AAG Discusses DOJ’s Tax FocusOffshore Account Update
Posted on December 23, 2015 | Share
The Internal Revenue Service has the ability to move forward with civil and criminal actions against suspected tax evaders. The Department of Justice also has a tax division, which works to prosecute individuals and businesses that are in violation of tax law.
Recently, the Acting Assistant Attorney General (AAG) of the Tax Division of the United States Department of Justice gave a keynote address at a continuing legal education conference held by the American Law Institute. At the keynote address, AAG Caroline Ciraolo outlined some of the Justice Department's priorities.
A New Jersey business tax attorney knows it is essential for individuals and businesses to understand the types of tax law violations that federal authorities will be most aggressive in investigating. If you are concerned because you believe you may be in violation of some of the laws that the DOJ is most focused on enforcing, you need to speak with a business tax attorney to find out if there are options for amnesty programs that can limit penalties and remove the threat of criminal prosecution.
Call today to speak with an attorney for the information you need about your options when you are concerned about potential civil and criminal penalties for tax law violations.
DOJ's Focus on Foreign Banks and Employment Tax Evasion
Ciraolo indicated the government will continue to be aggressive in fighting to put an end to U.S. citizens hiding money in offshore tax havens. The Foreign Account Tax Compliance Act (FATCA) requires U.S. citizens to report their offshore accounts, and in countries that have joined in intergovernmental agreements with the U.S., foreign financial institutions are also turning over information to authorities on U.S. accountholders. The DOJ has been defending FATCA against multiple court challenges in order to ensure U.S. authorities will continue to have the information they need to move forward with tax evasion cases.
The DOJ has been going after foreign financial institutions, with threats of criminal prosecution, in order to get these institutions to enter into settlement agreements and provide details about offshore accountholders. The Swiss Bank Program also allows banks to come forward and limit penalties by making voluntary disclosures if the institutions helped facilitate tax evasion.
Ciraolo warned that the government is well beyond Switzerland in its investigation of offshore tax havens, with investigations in Belize, Panama, the British Virgin Islands, and Liechtenstein, among other places. Enforcement will continue even when the Swiss Bank Program ends.
Offshore accounts are not the only focus for the DOJ either. Ciraolo has announced a new push to stop employment tax evasion, with the DOJ teaming up with the IRS. An update has been made to the criminal tax manual related to 26 U.S.C. Section 702, which establishes the criminal consequences of a willful failure to withhold and pay taxes.
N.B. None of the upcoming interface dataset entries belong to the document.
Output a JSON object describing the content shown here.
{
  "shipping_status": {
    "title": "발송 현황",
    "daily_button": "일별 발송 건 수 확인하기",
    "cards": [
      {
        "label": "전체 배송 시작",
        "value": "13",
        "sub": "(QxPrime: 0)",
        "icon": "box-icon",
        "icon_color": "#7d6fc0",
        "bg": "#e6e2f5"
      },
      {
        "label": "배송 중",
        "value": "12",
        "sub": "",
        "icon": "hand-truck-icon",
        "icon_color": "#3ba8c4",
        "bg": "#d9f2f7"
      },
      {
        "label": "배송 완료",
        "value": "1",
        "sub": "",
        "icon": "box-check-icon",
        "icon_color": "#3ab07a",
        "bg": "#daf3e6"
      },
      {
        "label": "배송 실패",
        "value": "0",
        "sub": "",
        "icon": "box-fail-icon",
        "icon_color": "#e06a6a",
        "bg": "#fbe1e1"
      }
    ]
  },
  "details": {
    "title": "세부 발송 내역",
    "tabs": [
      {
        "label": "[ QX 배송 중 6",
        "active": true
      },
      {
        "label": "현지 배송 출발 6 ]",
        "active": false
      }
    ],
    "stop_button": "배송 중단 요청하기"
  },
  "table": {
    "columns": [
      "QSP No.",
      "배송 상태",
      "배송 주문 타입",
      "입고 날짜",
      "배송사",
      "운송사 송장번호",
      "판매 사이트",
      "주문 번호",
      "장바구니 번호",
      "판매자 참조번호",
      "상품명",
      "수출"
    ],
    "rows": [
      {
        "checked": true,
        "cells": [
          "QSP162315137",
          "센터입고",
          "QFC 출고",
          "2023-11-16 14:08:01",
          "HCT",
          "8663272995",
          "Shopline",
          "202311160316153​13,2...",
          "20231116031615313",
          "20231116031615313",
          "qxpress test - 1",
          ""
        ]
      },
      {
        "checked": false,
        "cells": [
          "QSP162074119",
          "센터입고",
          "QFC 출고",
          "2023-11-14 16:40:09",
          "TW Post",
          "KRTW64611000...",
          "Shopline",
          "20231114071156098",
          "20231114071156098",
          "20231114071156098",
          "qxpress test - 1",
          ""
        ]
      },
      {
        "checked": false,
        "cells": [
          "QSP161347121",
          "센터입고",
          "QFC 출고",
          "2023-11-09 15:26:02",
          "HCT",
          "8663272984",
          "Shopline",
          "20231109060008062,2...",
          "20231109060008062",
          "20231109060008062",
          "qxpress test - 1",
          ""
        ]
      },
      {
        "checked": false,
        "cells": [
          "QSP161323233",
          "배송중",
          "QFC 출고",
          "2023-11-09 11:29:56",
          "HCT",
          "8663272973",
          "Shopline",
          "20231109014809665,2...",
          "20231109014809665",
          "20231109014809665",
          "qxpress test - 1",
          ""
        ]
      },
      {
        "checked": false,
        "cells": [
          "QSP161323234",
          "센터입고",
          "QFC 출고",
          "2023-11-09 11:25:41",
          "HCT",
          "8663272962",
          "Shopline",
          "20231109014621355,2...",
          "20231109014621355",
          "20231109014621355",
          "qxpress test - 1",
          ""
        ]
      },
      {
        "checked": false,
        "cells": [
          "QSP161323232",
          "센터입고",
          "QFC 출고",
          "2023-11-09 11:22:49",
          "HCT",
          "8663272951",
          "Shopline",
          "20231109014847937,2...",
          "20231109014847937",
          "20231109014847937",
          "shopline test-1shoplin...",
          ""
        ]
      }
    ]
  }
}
More training is also being provided to special agents, DOJ lawyers, fraud technical advisors, and IRS revenue officers on the issue of employment tax evasion.
Offshore accountholders need to be concerned about continuing efforts to stop tax evasion using foreign accounts, while businesses must focus on the threat they face under aggressive enforcement of employment tax rules. Kevin Thorn, a business tax attorney in New Jersey, should be consulted for help if you are concerned your organization could be accused of violating the rules.